▶ _Data to examine_:

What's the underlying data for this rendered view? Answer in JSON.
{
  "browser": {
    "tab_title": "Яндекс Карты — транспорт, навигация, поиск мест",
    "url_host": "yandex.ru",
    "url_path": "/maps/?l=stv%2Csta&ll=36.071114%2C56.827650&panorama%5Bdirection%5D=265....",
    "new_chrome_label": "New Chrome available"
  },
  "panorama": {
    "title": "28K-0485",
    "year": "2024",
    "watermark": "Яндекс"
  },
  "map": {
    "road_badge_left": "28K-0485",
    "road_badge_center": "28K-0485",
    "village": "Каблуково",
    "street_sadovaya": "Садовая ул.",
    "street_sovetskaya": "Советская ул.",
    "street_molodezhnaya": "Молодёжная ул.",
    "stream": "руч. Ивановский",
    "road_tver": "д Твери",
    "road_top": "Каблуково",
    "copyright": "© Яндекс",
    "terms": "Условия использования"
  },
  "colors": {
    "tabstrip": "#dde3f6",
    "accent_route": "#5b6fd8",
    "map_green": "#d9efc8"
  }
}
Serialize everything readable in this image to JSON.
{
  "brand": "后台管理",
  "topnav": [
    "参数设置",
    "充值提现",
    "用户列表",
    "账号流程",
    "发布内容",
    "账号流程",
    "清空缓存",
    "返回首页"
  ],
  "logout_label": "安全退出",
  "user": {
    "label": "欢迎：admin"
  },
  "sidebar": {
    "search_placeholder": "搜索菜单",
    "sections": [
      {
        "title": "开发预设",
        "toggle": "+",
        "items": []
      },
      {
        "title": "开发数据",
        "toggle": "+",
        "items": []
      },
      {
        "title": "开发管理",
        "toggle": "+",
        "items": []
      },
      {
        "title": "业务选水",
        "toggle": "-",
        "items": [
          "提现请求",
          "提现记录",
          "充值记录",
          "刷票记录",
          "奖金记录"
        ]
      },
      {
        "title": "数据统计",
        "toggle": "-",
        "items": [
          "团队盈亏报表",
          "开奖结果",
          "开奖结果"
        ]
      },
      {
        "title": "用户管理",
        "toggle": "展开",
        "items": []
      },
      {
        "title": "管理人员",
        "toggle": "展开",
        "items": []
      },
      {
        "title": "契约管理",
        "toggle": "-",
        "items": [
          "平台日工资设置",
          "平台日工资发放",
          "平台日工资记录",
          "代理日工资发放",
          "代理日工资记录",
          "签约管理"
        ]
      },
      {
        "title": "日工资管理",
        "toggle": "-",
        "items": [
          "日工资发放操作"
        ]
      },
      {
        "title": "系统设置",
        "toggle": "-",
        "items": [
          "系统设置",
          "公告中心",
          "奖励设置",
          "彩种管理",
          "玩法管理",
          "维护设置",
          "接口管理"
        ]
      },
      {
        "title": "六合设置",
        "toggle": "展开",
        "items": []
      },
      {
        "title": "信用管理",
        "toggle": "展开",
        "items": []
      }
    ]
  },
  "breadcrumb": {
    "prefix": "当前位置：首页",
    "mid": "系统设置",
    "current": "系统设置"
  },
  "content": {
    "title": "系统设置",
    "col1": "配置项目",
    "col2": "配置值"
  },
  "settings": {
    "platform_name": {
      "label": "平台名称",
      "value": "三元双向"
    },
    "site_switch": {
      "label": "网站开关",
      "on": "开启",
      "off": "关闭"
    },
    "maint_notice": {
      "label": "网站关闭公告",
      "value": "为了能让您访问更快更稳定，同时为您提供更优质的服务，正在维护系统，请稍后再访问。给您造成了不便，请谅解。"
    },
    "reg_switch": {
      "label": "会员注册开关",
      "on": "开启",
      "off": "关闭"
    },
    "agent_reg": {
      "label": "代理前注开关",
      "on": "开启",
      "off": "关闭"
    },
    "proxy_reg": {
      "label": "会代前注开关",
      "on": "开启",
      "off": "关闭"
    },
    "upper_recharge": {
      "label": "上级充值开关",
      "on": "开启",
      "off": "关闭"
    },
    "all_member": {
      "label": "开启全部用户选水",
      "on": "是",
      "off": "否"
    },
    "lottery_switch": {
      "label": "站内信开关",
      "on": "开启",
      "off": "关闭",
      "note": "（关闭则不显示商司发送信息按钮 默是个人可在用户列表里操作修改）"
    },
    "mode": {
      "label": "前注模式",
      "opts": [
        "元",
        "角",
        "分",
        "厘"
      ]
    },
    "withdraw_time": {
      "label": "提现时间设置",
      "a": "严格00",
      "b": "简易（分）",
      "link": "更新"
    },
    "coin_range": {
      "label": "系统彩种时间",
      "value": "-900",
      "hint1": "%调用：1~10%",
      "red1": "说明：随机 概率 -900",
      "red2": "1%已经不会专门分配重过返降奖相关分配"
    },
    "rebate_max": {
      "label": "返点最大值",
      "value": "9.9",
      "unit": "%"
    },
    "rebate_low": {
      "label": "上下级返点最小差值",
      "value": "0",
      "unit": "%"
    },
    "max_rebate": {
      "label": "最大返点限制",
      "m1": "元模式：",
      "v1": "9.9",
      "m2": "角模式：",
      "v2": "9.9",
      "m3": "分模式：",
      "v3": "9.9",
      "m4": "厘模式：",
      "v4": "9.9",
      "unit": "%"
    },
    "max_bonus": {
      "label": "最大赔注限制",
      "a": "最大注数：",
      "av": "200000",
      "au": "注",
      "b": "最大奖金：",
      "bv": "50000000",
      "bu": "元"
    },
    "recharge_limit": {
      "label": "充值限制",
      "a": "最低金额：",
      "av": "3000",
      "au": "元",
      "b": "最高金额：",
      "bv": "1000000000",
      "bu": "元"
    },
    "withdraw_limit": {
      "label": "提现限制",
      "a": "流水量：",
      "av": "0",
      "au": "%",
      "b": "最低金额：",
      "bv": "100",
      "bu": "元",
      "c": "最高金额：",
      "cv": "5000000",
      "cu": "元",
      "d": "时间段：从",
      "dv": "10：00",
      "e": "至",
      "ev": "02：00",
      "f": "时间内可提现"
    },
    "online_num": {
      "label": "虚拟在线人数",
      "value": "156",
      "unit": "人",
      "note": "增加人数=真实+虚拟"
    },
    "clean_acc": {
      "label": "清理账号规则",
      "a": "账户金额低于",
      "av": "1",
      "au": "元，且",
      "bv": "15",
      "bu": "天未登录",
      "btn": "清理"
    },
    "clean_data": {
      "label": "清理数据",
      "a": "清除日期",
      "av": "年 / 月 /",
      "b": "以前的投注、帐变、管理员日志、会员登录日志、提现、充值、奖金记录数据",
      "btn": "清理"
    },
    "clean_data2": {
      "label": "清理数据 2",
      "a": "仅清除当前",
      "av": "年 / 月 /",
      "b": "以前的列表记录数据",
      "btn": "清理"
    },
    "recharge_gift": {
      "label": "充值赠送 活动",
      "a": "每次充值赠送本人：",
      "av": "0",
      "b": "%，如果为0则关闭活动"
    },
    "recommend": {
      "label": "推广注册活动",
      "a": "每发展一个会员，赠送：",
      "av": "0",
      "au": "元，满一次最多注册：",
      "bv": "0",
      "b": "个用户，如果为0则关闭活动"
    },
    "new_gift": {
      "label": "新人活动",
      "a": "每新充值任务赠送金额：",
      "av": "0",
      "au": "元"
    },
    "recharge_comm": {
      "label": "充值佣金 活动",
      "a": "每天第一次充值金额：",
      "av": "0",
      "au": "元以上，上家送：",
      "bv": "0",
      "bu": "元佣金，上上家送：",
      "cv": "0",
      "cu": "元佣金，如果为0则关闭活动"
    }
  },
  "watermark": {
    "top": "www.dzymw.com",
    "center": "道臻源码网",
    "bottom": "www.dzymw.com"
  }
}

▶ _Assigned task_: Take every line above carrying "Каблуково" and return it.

▶ _Result_:
    "village": "Каблуково",
    "road_top": "Каблуково",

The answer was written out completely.